Another landscape not far from Lake Karum. Here the rainfall does not exceed 20 or 30 cm per year.
This depression is at an altitude of 120 meters BELOW sea level. A rampart of rock prevents the water of the Red Sea from swallowing up the Danakil. However, it happened several times throughout history that this rampart topology changed due to the moving tectonic plates and to the volcanic activity of the region, allowing the waters from the Red Sea to penetrate and completely flood the Danakil depression. This phenomenon last occurred about 30,000 years ago. Following this, the Danakil found itself again isolated from the Red Sea. The water present in the Danakil depression then slowly evaporated, leaving a layer of salt that can reach in some places up to 2,000 meters thick.

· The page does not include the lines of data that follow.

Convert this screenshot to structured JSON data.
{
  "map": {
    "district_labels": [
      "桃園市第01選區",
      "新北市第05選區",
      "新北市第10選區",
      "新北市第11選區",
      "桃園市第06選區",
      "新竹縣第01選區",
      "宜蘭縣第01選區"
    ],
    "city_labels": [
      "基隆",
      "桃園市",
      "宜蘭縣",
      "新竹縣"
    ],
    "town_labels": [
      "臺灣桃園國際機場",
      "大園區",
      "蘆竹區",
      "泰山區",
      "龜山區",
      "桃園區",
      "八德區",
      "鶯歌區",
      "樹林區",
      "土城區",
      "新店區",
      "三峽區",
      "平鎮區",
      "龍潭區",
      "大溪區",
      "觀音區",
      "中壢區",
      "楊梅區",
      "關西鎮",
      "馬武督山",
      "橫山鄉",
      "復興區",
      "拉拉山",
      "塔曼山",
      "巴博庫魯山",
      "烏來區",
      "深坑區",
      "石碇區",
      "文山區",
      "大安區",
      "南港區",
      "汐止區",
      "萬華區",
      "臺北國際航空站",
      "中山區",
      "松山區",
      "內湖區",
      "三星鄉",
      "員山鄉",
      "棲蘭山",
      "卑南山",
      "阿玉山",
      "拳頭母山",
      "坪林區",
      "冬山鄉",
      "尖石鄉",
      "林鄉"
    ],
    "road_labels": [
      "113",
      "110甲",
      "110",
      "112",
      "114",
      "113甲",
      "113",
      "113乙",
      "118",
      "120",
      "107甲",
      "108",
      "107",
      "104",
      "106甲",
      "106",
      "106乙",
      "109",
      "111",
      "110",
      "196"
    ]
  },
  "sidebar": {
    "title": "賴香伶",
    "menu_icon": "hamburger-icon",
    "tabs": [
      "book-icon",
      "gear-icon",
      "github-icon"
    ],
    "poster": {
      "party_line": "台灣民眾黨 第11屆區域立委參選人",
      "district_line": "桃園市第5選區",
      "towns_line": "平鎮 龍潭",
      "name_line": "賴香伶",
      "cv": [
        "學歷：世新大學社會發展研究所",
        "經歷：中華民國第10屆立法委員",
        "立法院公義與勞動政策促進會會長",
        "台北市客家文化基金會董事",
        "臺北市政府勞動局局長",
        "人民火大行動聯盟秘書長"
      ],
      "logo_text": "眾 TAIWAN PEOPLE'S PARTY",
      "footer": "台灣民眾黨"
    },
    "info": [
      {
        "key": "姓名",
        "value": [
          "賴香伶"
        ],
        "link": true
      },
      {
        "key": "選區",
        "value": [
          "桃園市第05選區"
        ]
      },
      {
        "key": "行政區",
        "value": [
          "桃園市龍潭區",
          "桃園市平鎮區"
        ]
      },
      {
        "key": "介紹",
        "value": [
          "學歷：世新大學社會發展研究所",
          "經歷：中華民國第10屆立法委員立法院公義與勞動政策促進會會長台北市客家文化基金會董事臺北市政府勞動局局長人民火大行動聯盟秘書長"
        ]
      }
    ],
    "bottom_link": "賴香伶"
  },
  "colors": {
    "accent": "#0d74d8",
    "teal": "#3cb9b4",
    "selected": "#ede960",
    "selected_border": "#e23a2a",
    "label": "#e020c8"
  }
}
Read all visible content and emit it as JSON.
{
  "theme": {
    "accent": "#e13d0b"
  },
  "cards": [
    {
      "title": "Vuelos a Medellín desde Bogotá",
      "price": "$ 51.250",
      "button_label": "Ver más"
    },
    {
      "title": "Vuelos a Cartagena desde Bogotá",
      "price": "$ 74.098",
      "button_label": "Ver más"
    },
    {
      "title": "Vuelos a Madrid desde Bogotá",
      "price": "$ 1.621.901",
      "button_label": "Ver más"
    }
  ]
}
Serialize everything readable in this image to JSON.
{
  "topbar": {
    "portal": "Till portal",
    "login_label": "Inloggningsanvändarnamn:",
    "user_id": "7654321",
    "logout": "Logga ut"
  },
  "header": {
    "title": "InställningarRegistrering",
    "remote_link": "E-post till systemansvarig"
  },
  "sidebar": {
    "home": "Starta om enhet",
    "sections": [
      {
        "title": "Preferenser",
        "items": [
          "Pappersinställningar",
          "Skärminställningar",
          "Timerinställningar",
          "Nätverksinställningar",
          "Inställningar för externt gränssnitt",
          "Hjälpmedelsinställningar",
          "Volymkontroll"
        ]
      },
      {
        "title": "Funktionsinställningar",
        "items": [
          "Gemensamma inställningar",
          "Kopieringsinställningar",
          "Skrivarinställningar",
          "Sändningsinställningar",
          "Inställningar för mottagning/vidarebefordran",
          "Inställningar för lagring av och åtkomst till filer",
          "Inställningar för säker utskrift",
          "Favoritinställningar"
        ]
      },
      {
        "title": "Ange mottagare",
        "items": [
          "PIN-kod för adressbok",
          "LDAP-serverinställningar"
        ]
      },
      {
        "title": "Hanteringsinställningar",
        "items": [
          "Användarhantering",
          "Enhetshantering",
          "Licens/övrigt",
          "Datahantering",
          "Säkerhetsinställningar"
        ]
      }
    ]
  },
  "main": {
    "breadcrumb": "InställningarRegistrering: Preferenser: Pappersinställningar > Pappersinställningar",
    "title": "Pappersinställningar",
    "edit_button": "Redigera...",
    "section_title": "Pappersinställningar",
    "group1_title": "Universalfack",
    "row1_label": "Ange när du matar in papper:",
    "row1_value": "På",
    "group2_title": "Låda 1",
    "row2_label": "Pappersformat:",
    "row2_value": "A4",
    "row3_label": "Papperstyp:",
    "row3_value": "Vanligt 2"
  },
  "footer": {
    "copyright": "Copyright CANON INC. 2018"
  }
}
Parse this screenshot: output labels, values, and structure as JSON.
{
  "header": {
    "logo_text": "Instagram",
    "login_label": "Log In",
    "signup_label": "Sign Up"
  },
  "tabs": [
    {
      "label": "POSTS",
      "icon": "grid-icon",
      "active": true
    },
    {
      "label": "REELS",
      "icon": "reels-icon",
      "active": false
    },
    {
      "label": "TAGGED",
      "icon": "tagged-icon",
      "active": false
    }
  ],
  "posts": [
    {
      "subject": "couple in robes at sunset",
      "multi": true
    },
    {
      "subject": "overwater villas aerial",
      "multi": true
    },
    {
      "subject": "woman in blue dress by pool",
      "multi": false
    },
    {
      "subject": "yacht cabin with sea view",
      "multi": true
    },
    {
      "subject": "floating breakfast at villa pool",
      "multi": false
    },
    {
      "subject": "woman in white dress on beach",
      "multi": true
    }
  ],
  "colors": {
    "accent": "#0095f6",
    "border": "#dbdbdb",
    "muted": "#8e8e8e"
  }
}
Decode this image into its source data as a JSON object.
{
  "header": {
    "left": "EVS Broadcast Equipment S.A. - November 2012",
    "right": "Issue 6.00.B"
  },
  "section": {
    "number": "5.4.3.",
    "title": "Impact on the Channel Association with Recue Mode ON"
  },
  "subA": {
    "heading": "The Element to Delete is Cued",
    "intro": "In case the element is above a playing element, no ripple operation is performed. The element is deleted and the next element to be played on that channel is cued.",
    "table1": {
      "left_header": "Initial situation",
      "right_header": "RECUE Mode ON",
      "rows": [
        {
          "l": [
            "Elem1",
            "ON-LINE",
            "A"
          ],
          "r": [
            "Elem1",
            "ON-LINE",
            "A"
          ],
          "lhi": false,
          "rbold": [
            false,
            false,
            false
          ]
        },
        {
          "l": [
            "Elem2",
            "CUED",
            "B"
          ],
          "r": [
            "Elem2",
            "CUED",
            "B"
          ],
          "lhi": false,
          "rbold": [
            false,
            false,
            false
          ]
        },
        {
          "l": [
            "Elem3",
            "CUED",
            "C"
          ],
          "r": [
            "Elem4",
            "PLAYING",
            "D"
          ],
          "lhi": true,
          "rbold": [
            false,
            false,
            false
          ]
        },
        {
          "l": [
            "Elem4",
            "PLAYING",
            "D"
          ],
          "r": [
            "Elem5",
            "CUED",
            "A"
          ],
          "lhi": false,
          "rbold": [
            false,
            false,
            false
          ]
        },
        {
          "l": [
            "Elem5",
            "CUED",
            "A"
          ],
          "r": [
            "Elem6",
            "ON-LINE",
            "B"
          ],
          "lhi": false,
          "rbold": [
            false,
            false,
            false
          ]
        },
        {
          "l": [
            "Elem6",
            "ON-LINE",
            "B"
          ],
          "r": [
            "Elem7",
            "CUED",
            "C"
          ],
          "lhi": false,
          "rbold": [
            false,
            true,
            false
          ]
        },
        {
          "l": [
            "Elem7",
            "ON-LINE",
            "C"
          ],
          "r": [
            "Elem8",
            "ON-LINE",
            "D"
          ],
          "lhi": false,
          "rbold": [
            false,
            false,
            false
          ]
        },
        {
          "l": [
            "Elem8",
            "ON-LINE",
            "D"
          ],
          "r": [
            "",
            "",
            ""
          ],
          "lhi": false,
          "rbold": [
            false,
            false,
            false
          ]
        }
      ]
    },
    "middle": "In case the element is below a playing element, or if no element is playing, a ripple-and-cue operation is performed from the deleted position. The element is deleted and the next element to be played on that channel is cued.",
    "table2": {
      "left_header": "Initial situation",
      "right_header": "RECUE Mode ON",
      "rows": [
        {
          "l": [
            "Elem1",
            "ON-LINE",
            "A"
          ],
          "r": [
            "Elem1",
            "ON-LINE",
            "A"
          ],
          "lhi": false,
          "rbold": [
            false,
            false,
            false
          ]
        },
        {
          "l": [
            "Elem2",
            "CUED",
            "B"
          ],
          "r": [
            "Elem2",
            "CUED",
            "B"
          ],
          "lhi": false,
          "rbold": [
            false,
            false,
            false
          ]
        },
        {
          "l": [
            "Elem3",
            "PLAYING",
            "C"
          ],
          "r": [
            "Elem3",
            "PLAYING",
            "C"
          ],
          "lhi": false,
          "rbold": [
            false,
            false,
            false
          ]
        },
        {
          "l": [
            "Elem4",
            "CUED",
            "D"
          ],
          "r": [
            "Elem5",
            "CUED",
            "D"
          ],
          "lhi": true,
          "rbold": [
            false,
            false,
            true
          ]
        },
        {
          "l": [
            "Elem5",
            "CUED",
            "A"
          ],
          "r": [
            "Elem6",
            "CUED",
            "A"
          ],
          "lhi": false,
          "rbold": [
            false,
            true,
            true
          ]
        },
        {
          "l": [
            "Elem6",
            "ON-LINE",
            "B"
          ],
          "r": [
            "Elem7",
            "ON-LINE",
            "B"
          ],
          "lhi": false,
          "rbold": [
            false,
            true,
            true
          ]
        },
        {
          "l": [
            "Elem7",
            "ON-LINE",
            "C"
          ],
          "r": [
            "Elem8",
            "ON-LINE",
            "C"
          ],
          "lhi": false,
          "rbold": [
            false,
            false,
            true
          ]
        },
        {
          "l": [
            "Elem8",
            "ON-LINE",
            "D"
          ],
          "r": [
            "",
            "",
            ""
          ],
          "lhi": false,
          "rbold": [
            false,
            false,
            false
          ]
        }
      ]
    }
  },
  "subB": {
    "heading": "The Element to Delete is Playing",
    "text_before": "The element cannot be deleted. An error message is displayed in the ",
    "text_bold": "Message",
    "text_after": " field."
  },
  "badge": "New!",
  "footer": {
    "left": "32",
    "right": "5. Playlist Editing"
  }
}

These marine coral skeletons found in the Danakil bear witness to the last flooding of the depression by the Red Sea, which occurred 30,000 years ago.
When it rains on the Danakil, the water follows the slope of the reliefs and flows to Lake Karum.
In this photo the lake is covered with a thin layer of water.
The evaporation of water creates srange shapes made of salt
Lake Karum then becomes a salt plain, with an area of about 50 km² (18km long by 5km wide ). Under the rays of the sun, the light reflected by this expansion becomes blinding.
For millennia, Tigrayans travel to Lake Karum from the Ethiopian highlands, located more than 100km away. They are followed by long caravans of camels and donkeys. It takes between 2 and 3 days of walking for the Tigrayans to get to Lake Karum.
A camel caravan arriving at Lake Karum
The extraction of salt is only done in the morning, the temperatures being oppressive in the afternoon, it becomes impossible to work. To extract the salt, slabs are cut with axes. These slabs are then lifted using wooden levers.
An axe used for cutting salt slabs
The extracted slabs are then re-cut and straighten into smaller tiles called amolés.
Cutting an amolé. Each amole weighs between 5 and 8 kg.
The cut of the amoles is done using adzes
The salt harvested from Lake Karum will be used mainly for livestock feed
The camel herders load the precious cargo onto the camels. During the return trip to the Tigray plateau, each dromedary will be loaded with a hundred kilos of salt.
A caravan leaves Karum lake and takes the direction of Mekele, located in the Tigray region
Taking advantage of the mild evening and the moonlight, a last caravan leaves Lake Karum with its load of salt.
To read more about Karum lake:
Karum lake on Wikipedia
Afar depression, of which the Danakil depression is a part, on Wikipedia